“We feel like this is a bill that we’ve needed for a long time,” Rep. John McCravy, R-Greenwood, testified. “It’s a bill that’s catching up with a practice that’s going on and certainly, it’s important for these girls to get information on what’s going on.”
Multiple OBGYN doctors testified against the bill Wednesday morning, saying there is no medically recognized proof that the abortion pills could be reversed. They said the bill would force them to give potentially false information not backed by studies to patients.
According to the American College of Obstetricians and Gynecologists (ACOG), claims that chemical abortions can be reversed are “not based on science and do not meet clinical standards. The American College of Obstetricians and Gynecologists ranks its recommendations on the strength of the evidence, and does not support prescribing progesterone to stop a medical abortion.”
“S907 forces me to lie, to say something that is untrue and potentially dangerous,” Dr. Carol Alan testified.
Lawmakers voted to advance the bill to the full Medical Affairs Committee.
The bills mark the latest efforts to restrict abortions in South Carolina.

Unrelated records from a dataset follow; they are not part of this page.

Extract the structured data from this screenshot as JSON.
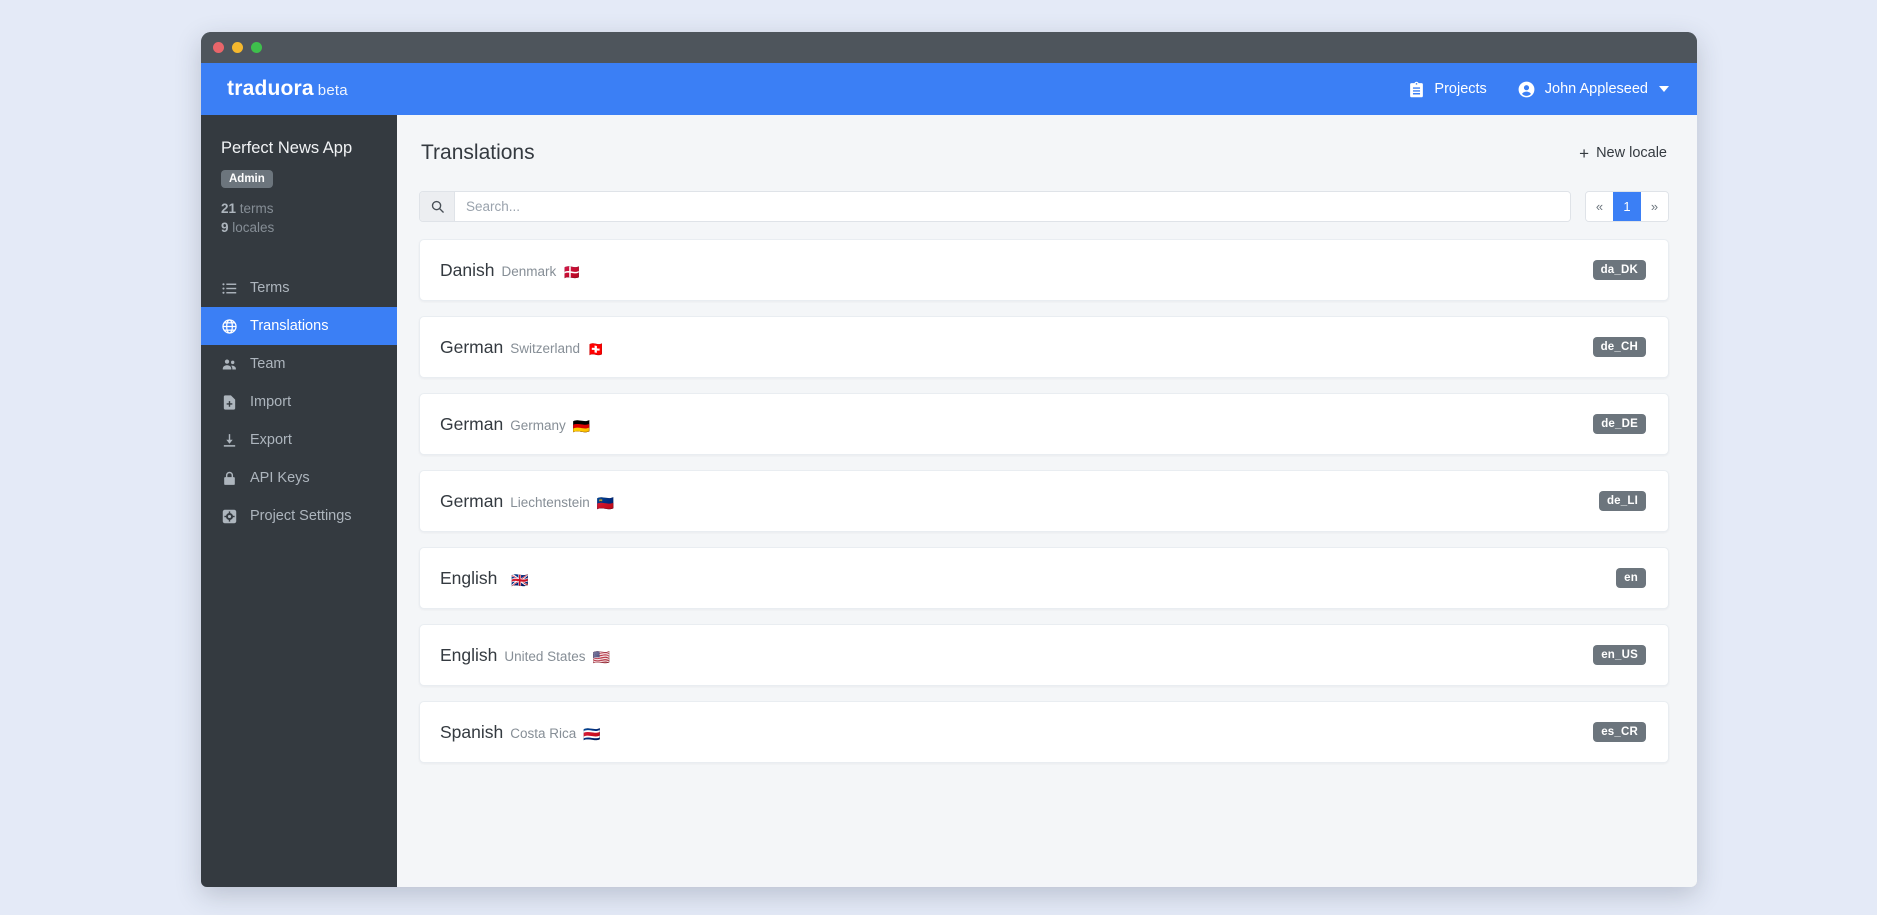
{
  "window": {
    "traffic_lights": [
      "close",
      "minimize",
      "maximize"
    ]
  },
  "topnav": {
    "brand": "traduora",
    "brand_suffix": "beta",
    "projects_label": "Projects",
    "user_name": "John Appleseed",
    "projects_icon": "clipboard-icon",
    "user_icon": "account-circle-icon",
    "caret_icon": "chevron-down-icon",
    "background_color": "#3b7ff5"
  },
  "sidebar": {
    "project_name": "Perfect News App",
    "role_badge": "Admin",
    "terms_count": "21",
    "terms_label": "terms",
    "locales_count": "9",
    "locales_label": "locales",
    "background_color": "#343a40",
    "active_color": "#3b7ff5",
    "items": [
      {
        "label": "Terms",
        "icon": "list-icon",
        "active": false
      },
      {
        "label": "Translations",
        "icon": "globe-icon",
        "active": true
      },
      {
        "label": "Team",
        "icon": "people-icon",
        "active": false
      },
      {
        "label": "Import",
        "icon": "file-import-icon",
        "active": false
      },
      {
        "label": "Export",
        "icon": "download-icon",
        "active": false
      },
      {
        "label": "API Keys",
        "icon": "lock-icon",
        "active": false
      },
      {
        "label": "Project Settings",
        "icon": "gear-icon",
        "active": false
      }
    ]
  },
  "main": {
    "title": "Translations",
    "new_locale_label": "New locale",
    "new_locale_plus": "+",
    "search": {
      "placeholder": "Search...",
      "value": "",
      "icon": "search-icon"
    },
    "pagination": {
      "first_label": "«",
      "last_label": "»",
      "current_page": "1"
    },
    "locales": [
      {
        "language": "Danish",
        "region": "Denmark",
        "flag": "🇩🇰",
        "code": "da_DK"
      },
      {
        "language": "German",
        "region": "Switzerland",
        "flag": "🇨🇭",
        "code": "de_CH"
      },
      {
        "language": "German",
        "region": "Germany",
        "flag": "🇩🇪",
        "code": "de_DE"
      },
      {
        "language": "German",
        "region": "Liechtenstein",
        "flag": "🇱🇮",
        "code": "de_LI"
      },
      {
        "language": "English",
        "region": "",
        "flag": "🇬🇧",
        "code": "en"
      },
      {
        "language": "English",
        "region": "United States",
        "flag": "🇺🇸",
        "code": "en_US"
      },
      {
        "language": "Spanish",
        "region": "Costa Rica",
        "flag": "🇨🇷",
        "code": "es_CR"
      }
    ]
  }
}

Last year, the Legislature passed a strict “fetal heartbeat” abortion ban bill that would have stopped most abortions after a fetal heartbeat could be detected via ultrasound. Soon after the bill was signed into law by S.C. Gov. Henry McMaster, a judge blocked it from going into effect. The bill has remained blocked since.